[Entries from a dataset of interfaces]

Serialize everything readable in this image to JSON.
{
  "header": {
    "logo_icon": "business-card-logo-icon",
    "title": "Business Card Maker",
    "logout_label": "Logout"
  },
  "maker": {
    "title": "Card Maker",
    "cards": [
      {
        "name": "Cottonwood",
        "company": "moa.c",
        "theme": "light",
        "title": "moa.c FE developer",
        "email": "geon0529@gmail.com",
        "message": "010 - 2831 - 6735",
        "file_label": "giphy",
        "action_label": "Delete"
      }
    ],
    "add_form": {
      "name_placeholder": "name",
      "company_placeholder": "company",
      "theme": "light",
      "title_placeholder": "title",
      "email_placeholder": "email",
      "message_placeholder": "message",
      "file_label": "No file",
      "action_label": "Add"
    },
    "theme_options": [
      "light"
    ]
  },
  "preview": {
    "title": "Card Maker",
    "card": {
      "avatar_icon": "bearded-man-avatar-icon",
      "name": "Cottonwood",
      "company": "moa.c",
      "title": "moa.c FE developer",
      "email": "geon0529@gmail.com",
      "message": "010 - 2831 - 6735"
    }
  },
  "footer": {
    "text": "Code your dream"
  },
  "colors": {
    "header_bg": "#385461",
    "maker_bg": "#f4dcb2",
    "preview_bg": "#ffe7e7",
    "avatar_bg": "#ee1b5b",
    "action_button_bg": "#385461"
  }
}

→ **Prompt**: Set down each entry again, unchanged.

→ **Reply to the task**:
Serialize everything readable in this image to JSON.
{
  "header": {
    "logo_icon": "business-card-logo-icon",
    "title": "Business Card Maker",
    "logout_label": "Logout"
  },
  "maker": {
    "title": "Card Maker",
    "cards": [
      {
        "name": "Cottonwood",
        "company": "moa.c",
        "theme": "light",
        "title": "moa.c FE developer",
        "email": "geon0529@gmail.com",
        "message": "010 - 2831 - 6735",
        "file_label": "giphy",
        "action_label": "Delete"
      }
    ],
    "add_form": {
      "name_placeholder": "name",
      "company_placeholder": "company",
      "theme": "light",
      "title_placeholder": "title",
      "email_placeholder": "email",
      "message_placeholder": "message",
      "file_label": "No file",
      "action_label": "Add"
    },
    "theme_options": [
      "light"
    ]
  },
  "preview": {
    "title": "Card Maker",
    "card": {
      "avatar_icon": "bearded-man-avatar-icon",
      "name": "Cottonwood",
      "company": "moa.c",
      "title": "moa.c FE developer",
      "email": "geon0529@gmail.com",
      "message": "010 - 2831 - 6735"
    }
  },
  "footer": {
    "text": "Code your dream"
  },
  "colors": {
    "header_bg": "#385461",
    "maker_bg": "#f4dcb2",
    "preview_bg": "#ffe7e7",
    "avatar_bg": "#ee1b5b",
    "action_button_bg": "#385461"
  }
}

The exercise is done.